(Action item): If a line in the records below contains the word "doing", copy it out.

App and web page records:

....

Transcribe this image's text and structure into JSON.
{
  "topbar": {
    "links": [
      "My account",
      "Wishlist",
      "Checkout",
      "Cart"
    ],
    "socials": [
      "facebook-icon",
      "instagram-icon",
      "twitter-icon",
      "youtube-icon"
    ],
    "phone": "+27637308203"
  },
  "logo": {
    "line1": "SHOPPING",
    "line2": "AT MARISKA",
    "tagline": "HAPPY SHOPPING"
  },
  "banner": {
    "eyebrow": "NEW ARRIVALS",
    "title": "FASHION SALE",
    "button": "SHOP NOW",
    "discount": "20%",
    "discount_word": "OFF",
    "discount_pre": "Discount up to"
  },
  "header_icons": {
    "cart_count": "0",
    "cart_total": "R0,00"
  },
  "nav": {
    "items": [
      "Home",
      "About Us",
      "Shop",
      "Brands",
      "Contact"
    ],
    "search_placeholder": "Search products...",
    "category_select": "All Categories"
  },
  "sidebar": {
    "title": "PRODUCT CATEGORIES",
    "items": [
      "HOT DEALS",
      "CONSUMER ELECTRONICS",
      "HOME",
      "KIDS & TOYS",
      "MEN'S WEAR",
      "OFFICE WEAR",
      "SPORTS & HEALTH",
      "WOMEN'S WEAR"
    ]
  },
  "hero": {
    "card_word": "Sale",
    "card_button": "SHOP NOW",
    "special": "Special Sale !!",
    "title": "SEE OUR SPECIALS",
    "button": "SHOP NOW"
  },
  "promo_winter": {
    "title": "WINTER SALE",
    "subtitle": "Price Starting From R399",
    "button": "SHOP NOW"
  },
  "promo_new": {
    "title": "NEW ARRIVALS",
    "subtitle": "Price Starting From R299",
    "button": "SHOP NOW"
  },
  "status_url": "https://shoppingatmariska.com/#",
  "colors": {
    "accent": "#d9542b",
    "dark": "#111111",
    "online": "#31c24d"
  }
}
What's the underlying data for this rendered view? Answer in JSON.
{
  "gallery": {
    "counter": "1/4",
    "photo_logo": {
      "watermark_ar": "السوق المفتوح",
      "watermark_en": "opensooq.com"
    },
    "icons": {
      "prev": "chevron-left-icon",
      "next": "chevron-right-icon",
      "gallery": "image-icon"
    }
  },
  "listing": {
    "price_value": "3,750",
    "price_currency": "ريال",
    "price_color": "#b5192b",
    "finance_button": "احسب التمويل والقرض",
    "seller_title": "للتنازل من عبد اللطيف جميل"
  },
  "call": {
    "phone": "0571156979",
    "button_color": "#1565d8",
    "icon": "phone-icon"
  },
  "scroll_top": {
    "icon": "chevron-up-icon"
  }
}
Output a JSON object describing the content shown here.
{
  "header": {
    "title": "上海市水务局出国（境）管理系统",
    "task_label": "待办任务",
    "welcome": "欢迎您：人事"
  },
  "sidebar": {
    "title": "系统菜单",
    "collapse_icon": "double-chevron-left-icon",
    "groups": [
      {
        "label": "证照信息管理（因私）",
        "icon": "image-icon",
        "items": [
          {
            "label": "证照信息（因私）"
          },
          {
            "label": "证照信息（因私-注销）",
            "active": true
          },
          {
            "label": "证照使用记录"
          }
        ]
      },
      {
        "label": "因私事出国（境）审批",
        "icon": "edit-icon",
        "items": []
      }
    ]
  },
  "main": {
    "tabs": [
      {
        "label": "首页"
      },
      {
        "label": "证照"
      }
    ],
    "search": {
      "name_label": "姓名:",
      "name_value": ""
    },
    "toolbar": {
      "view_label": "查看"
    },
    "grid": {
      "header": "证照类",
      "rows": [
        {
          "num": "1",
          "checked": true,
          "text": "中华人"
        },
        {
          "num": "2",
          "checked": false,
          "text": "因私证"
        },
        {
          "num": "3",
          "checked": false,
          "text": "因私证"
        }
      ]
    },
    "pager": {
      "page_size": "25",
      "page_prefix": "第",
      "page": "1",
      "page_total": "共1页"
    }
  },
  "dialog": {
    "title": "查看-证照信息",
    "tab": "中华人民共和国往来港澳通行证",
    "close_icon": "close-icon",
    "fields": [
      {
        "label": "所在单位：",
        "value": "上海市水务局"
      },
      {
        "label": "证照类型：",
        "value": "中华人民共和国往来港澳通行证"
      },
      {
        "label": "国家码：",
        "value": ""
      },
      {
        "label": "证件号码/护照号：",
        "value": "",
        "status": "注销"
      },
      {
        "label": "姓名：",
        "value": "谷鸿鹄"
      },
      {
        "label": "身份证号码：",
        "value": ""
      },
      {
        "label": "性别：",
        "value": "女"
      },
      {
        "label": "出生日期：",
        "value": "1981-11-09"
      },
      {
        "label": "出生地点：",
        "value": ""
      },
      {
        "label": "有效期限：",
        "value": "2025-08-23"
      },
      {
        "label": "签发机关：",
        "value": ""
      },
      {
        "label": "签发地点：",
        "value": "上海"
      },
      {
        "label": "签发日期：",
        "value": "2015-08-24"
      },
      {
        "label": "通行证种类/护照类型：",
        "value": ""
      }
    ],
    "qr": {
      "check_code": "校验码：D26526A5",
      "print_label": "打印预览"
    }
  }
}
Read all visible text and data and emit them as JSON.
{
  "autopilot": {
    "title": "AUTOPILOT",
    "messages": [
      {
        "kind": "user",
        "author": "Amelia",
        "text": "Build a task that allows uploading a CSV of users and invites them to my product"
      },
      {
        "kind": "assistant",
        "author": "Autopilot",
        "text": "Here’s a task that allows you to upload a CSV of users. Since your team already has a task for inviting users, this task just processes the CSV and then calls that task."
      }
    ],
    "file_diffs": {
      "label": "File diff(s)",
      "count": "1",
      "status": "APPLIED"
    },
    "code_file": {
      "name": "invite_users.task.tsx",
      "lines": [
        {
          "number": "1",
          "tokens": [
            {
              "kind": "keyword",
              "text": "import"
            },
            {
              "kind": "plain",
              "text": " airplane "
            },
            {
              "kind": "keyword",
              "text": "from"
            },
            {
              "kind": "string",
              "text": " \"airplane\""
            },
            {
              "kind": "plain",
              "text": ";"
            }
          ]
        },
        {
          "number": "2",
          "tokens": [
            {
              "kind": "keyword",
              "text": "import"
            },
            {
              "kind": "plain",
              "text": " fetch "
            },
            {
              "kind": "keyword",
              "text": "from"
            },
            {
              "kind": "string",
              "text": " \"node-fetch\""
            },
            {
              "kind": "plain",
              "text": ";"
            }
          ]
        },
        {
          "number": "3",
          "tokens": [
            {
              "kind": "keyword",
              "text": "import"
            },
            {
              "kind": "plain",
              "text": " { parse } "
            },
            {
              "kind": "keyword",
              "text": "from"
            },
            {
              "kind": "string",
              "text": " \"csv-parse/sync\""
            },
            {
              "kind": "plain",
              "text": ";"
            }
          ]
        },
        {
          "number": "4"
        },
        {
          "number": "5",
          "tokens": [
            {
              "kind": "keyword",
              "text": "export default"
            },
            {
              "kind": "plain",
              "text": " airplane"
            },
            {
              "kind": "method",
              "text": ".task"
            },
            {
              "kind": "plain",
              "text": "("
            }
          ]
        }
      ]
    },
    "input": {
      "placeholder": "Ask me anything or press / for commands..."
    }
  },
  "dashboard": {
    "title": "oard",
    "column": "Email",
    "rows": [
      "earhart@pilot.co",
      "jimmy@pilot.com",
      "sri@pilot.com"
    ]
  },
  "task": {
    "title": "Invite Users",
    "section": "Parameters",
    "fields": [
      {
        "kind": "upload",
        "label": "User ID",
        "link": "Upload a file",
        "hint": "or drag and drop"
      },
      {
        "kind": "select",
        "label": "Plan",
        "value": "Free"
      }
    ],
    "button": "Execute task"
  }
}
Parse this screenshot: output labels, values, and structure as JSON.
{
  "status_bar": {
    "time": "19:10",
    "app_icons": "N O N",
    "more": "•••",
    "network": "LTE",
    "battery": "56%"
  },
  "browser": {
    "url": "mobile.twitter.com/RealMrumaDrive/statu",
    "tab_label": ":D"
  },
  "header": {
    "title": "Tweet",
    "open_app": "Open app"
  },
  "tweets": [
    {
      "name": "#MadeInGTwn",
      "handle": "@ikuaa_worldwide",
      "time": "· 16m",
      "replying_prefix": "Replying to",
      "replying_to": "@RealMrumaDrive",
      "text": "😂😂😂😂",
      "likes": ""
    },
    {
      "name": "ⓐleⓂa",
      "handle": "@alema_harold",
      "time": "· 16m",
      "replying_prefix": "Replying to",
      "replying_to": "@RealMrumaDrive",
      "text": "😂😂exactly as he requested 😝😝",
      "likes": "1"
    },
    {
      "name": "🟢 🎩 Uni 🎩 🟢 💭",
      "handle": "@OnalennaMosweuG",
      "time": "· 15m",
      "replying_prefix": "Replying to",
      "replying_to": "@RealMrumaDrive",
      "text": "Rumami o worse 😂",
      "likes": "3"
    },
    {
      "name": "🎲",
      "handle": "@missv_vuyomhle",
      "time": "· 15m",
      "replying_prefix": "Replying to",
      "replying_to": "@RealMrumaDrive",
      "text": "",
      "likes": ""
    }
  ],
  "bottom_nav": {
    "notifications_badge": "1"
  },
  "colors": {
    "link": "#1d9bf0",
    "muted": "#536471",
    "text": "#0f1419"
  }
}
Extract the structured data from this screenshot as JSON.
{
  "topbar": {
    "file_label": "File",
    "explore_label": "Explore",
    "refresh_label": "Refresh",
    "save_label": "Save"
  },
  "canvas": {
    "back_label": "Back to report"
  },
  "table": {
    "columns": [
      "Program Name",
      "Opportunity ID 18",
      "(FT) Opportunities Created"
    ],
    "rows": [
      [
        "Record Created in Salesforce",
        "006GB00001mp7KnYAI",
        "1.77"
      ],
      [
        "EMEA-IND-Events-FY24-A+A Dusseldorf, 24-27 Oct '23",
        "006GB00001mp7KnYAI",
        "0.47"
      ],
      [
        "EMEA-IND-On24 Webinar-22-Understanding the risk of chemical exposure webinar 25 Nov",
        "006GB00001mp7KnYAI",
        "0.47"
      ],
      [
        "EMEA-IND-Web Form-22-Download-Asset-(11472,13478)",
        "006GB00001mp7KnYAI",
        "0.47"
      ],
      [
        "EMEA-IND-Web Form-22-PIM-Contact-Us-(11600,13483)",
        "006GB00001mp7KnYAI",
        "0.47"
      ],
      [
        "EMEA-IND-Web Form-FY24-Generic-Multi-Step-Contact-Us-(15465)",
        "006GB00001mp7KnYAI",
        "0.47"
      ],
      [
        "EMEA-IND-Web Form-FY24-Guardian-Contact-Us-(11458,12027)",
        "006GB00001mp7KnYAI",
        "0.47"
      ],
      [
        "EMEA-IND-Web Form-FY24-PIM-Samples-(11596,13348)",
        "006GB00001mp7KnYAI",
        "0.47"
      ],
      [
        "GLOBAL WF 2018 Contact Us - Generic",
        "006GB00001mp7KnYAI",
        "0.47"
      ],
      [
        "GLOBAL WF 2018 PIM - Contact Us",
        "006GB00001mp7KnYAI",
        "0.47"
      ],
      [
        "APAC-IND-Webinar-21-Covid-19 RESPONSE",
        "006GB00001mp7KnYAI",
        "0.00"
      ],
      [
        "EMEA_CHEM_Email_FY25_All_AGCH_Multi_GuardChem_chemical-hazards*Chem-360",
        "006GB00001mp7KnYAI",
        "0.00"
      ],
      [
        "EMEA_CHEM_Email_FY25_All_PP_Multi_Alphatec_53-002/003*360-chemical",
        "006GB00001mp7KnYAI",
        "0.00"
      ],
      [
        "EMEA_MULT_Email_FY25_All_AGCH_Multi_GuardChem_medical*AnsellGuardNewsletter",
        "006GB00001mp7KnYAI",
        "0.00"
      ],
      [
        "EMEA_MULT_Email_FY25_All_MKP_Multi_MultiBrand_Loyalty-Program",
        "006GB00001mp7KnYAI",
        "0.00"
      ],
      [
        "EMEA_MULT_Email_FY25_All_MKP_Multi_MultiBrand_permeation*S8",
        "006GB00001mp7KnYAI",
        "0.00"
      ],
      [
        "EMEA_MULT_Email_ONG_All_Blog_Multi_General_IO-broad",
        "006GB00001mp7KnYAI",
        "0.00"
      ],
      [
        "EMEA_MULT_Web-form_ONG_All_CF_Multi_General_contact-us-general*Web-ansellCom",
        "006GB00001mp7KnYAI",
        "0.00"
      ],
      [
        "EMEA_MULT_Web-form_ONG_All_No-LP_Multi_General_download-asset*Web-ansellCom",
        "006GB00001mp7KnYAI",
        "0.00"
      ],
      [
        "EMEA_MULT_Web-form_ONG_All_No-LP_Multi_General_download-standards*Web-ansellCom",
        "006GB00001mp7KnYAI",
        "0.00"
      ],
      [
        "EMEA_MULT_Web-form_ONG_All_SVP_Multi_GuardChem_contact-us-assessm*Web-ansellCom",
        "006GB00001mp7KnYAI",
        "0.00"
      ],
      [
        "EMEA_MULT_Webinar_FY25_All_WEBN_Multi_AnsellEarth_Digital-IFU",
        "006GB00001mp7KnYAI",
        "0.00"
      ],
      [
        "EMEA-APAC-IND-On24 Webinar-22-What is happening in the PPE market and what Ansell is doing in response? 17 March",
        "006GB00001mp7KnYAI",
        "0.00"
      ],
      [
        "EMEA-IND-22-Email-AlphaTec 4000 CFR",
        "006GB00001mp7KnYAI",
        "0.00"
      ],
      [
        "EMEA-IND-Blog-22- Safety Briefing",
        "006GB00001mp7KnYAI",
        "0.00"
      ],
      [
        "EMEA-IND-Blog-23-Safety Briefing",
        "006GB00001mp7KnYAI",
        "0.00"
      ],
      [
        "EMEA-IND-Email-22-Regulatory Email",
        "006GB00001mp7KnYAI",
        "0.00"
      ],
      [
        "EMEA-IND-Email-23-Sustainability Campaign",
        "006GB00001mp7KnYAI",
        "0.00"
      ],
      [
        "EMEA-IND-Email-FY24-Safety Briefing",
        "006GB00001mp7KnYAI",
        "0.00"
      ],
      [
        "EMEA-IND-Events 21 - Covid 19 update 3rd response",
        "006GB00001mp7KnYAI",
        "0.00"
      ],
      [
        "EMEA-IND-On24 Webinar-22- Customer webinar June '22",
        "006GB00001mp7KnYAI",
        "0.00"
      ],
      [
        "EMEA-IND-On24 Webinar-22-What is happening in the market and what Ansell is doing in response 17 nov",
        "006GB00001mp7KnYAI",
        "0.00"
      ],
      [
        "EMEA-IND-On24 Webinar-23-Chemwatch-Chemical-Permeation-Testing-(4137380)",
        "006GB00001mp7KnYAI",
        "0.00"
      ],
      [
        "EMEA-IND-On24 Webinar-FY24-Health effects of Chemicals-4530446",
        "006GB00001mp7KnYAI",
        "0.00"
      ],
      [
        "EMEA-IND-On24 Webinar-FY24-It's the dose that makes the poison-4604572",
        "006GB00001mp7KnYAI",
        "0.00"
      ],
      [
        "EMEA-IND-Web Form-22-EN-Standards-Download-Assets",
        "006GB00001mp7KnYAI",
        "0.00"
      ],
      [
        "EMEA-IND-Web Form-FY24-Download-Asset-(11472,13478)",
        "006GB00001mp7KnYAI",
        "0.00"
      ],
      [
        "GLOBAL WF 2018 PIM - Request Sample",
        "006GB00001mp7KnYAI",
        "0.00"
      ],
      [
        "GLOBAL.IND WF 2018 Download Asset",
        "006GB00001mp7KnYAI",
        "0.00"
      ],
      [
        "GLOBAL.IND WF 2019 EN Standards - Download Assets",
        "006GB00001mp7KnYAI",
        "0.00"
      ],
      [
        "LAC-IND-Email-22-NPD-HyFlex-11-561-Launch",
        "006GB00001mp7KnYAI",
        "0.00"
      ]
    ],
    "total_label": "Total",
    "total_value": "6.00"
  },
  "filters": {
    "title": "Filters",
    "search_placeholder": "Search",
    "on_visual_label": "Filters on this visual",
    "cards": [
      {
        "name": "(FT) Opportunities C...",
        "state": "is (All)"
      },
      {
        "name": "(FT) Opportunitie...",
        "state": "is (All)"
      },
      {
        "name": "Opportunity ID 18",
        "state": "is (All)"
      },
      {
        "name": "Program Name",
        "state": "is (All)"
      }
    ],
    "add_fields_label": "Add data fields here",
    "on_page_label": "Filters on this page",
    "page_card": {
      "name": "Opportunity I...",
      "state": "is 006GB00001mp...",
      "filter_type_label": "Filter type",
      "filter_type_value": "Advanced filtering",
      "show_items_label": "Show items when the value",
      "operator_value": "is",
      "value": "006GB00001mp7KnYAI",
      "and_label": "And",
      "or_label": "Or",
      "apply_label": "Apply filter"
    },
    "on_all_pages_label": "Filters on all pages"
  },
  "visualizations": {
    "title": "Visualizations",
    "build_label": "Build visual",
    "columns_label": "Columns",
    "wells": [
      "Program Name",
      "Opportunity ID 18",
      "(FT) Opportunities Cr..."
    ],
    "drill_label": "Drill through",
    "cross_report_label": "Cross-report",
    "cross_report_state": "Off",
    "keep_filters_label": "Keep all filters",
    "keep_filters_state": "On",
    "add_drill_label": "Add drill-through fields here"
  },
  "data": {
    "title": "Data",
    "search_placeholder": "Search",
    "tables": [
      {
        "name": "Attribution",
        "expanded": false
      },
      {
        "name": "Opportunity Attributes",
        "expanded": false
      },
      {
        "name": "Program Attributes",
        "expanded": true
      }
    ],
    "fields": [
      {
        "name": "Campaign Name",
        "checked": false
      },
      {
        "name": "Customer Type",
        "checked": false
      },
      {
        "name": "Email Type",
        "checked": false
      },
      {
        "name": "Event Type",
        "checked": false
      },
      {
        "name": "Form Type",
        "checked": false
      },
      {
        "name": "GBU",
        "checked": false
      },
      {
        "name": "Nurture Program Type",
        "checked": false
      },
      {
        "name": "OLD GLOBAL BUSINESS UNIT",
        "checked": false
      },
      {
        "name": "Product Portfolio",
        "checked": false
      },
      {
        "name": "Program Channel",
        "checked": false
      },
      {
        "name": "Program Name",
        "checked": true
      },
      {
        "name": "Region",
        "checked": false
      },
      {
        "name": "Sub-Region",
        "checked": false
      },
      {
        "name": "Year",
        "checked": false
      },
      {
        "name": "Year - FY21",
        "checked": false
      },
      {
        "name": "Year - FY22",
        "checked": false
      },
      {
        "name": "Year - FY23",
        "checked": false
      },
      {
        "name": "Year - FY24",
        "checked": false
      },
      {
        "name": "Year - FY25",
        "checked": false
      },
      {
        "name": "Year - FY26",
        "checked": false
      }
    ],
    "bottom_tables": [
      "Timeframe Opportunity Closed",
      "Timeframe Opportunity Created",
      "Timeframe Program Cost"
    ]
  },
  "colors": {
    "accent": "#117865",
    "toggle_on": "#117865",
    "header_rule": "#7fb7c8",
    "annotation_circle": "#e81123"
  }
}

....

(Exercise result):
        "EMEA-APAC-IND-On24 Webinar-22-What is happening in the PPE market and what Ansell is doing in response? 17 March",
        "EMEA-IND-On24 Webinar-22-What is happening in the market and what Ansell is doing in response 17 nov",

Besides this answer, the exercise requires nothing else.